There is an increasing disconnect between countries trying to do the right thing over global warming and those who are not.
The majority of developed countries have fully recognized the problem and are working towards a solution (certainly now that America has re-joined the effort). What should we do with those countries whose leaders continue to ignore it?
Australia have spent the last few years denying science that shows the earth is warming. I say Australia, I should say the current leaders of their parliament. The view from people in the country is broadly in line with that from elsewhere.
It seems that the period of denying global warming is over. Now we seem to be moving into delaying any need to act.
Robeco Institutional Assel Management, an asset manager, declared that of all the countries around the world, Australia has a “particularly high risk profile” and that it needs pressure to transition away from fossil fuels.
Now it should be noted that Australia is a huge country, and it would be totally possible for them to power the whole country, during the day from solar – there is much largely empty space in Australia. Indeed, if it has a similar effect to large solar farms in the Sahara, it could help Australia grow food in places currently unsuitable.
Robeco has publicly stated that it has little faith in the technology route that Australia wishes to rely on. This is frankly about time. The rubbish that Australia has been spouting on global warming for decades has never made sense.
It is unfortunately true, that the current government in Australia sees its fossil fuel companies as essential to its future prosperity. The fact that as other countries emissions fall and move to renewables, regardless of Australia’s choices there will increasingly be no one to sell fossil fuels too.

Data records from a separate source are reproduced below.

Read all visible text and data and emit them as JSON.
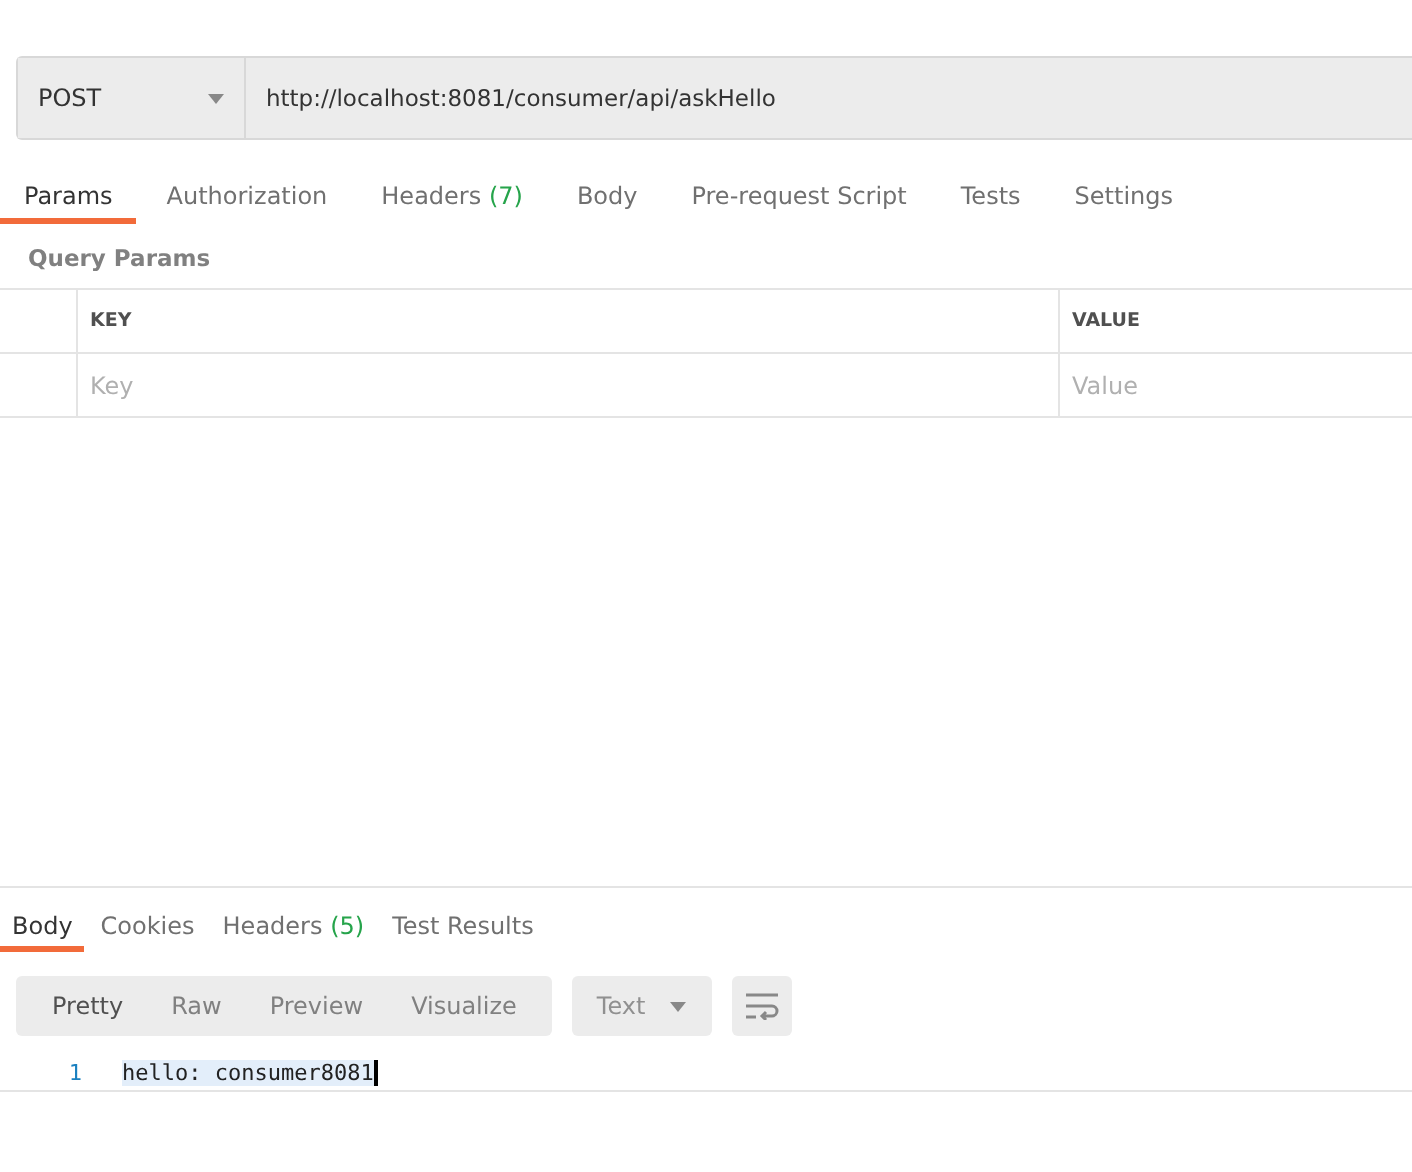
{
  "request": {
    "method": "POST",
    "url": "http://localhost:8081/consumer/api/askHello"
  },
  "tabs": [
    {
      "label": "Params",
      "selected": true
    },
    {
      "label": "Authorization",
      "selected": false
    },
    {
      "label": "Headers",
      "count": "(7)",
      "selected": false
    },
    {
      "label": "Body",
      "selected": false
    },
    {
      "label": "Pre-request Script",
      "selected": false
    },
    {
      "label": "Tests",
      "selected": false
    },
    {
      "label": "Settings",
      "selected": false
    }
  ],
  "query_params": {
    "title": "Query Params",
    "columns": [
      "KEY",
      "VALUE"
    ],
    "placeholders": [
      "Key",
      "Value"
    ]
  },
  "response": {
    "tabs": [
      {
        "label": "Body",
        "selected": true
      },
      {
        "label": "Cookies",
        "selected": false
      },
      {
        "label": "Headers",
        "count": "(5)",
        "selected": false
      },
      {
        "label": "Test Results",
        "selected": false
      }
    ],
    "views": [
      {
        "label": "Pretty",
        "selected": true
      },
      {
        "label": "Raw",
        "selected": false
      },
      {
        "label": "Preview",
        "selected": false
      },
      {
        "label": "Visualize",
        "selected": false
      }
    ],
    "format": "Text",
    "lines": [
      {
        "number": "1",
        "text": "hello: consumer8081"
      }
    ]
  }
}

It was particularly notable, that both government and fossil fuel leaders took swipes at environmentalists stating ” we are the innovators and the doers, while our opponents are the naysayers”. How they can say this, having metaphorically put their head in the sand for decades over this issue, and with environmentalists having set up the means to power the world cleanly, I do not know.
Australian households use on average roughly 18 kwh per day. Assuming 10 million households in the country, they need 180 million kwh per day. One square mile of solar produces roughly 1 million kwh per day. Therefore in order to power the country Australia would need 180 square miles. Australia covers over 3 million square miles, so assuming with the need for electric transport despite increasing efficiency the demand increases by 40% that still requires 300 square miles of solar in a country of 3 million square miles or one square mile in every 10,000. You would also need very large amounts of power saving – batteries of some kind.
However what is clear, is that Australia is more capable than most countries on the planet to go fully green, unfortunately the government is determined to ignore the sense in this.
Hopefully there will be a change in views in the next few years. Around the world it has become increasingly clear that it is cheaper to make power through renewables even placed against already built powerplants.